Day 17 of Guest Blogging for TSC Awareness Month
By Guest blogger Catrina Jones (Monroe, Louisiana)
Note from Mixed Up Mommy: This was originally a Facebook post in the TS Alliance forum. I asked if I could share it here because I think it’s such a great story.
My daughter Hannah Grace, now 11 years old, started having infantile spasms at 8 months old. After an EEG was performed, it was determined that she had idiopathic benign occipital epilepsy. We were then referred to a local neurologist a month or so later, who ordered MRI/Brain prior to our appointment. I will never forget the day I received the call with the MRI results from the neurologist’s office where the nurse told me over the phone (while I was at work) that it was suspected our daughter had tuberous sclerosis. She said I needed to pick up the film and report to bring with us to Hannah’s appointment, and the doctor would discuss this further. When I asked her what tuberous sclerosis was, she could not tell me and informed me that the doctor would have to give me that information. I was in such shock and dismay that I dropped the phone at work crying, and a co-worker had to finish the call with the nurse. This co-worker immediately went to the internet and pulled up a fact sheet about TS and began reading it to me. After I composed myself, I called my husband and the rest of our family with this news of our daughter having something we had never EVER heard of. I remember having this huge fear of the unknown. When we took Hannah Grace (who was 11 months old at this time) in to the appointment, the neurologist said that he wasn’t sure 100% she had TSC because of lack of other symptoms, but when he started naming off things associated with TSC, the white patches were present on Hannah Grace. He took the woods lamp and inspected Hannah Grace, and to our surprise, she had a LOT of them on her body. He then said he had to concur that she did have tuberous sclerosis. As for her infantile spasms, he ordered her phenobarbital. Later on, her IS started developing into partial seizures so Tegretol & Topamax was added to control those.

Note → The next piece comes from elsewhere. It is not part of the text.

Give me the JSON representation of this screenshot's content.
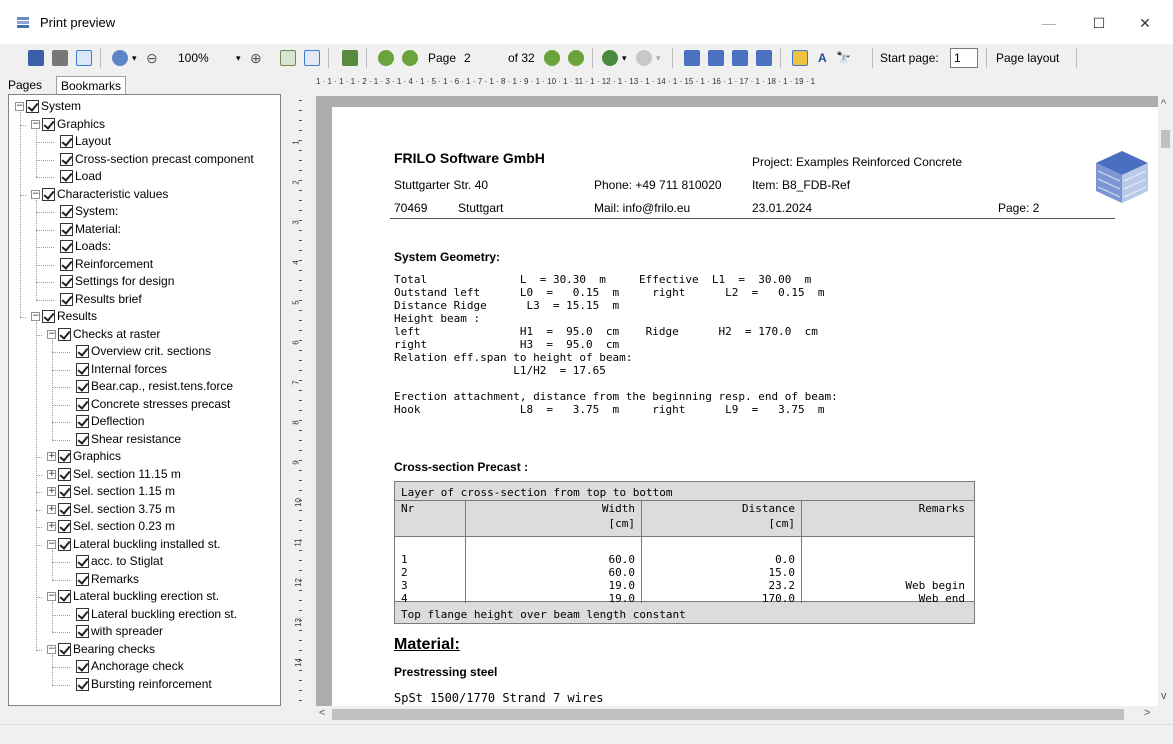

So, with the new diagnosis of TSC, began a life of yearly testing and doctors visits. Since Hannah Grace was so young when she was diagnosed, we were unsure of the severity of her TSC. Did she have a mild case or was hers more severe? She was meeting milestones at her regular pediatric checkups, so we were hoping that by controlling the IS, just maybe she would live normal life. She does have some mild developemental/learning/cognitive delays, but at 11 years old, she is pretty much living a normal life that TSC says she should not be living. She has been seizure free for eight years now, and we could not be happier with her progress and accomplishments . She has overcome so much in her life. But our story doesn’t stop there.
Where most of you hate/despise TSC, our family is THANKFUL for it. You see, it was because of Hannah Grace having TSC that we went to her yearly checkup with the neurologist this past July. Actually, it was a six-month checkup, because we had been weaning her off of Topamax, since she has been seizure free for so long. The neurologist always runs labs to check her medicine levels. Those labs that day came back to show Hannah Grace had extremely low white blood counts, and it was thought she was developing a virus. We were told to take her to her pediatrician for a followup to let them check her for mono or other viruses. We went into the office the next day, and they re-ran her labs to find that her counts had dropped even more. They tested for numerous viruses and all came back negative. We were sent home in hopes that she had some type of virus that she would rid itself over the next week, and were told to come back later for repeat labs. The following week, her counts were even lower than the week before. The pediatrician was baffled because Hannah Grace showed no signs of being sick, yet her counts continued to decline. We were sent home under strict isolation and told if she developed a fever to get her to the ER. That night brought the fever and an ER visit. She was admitted to the hospital where our new journey was just beginning.
For two weeks in the hospital, Hannah Grace fought extremely high fevers, developed a rash, and her chemistry levels began to fall. She eventually ended up in PICU, where the
MD told me she was critical and needed to go under a pediatric hematologist because her counts had bottomed out. It was determined that we would be transferred to a Baton Rouge Children’s Hospital under the care of a hematologist. When we got there, they believed she had an infectious disease, so tests were run for every infectious disease/fungus there was, and everything came back negative. After a week of this, a bone marrow aspirate was done August 7, 2012, and we were told on August 8, 2012 that Hannah Grace had acute lymphoblastic leukemia. OMG, for a second time in our lives, we were hit with devastating news. Our little girl has cancer. The last ten months of our lives have been spent at St. Jude Children’s Research Hospital & Affiliate fighting leukemia. I would give anything in the world if I could go back in time to the days of her having to deal with just TSC. TSC we were managing and doing well. Hannah Grace is in remission, but she will have to be in treatment for the next 2 1/2 yrs to make sure she is completely cured of leukemia. This road has had many difficulties, but we are most THANKFUL that St. Jude has decided to help treat her TSC along with the leukemia. This week, we came back St. Jude because they started Hannah Grace on Rapamune (Sirolimus) to try to shrink the SEGA and other tumors she has throughout her body (mostly on her brain & kidneys). We are so THANKFUL to have this opportunity, where we probably wouldn’t have had it back home in our small town. God works in mysterious ways!
We invite you all to checkout our pages at:
- Mutation timing counts for tuberous sclerosis (futurity.org)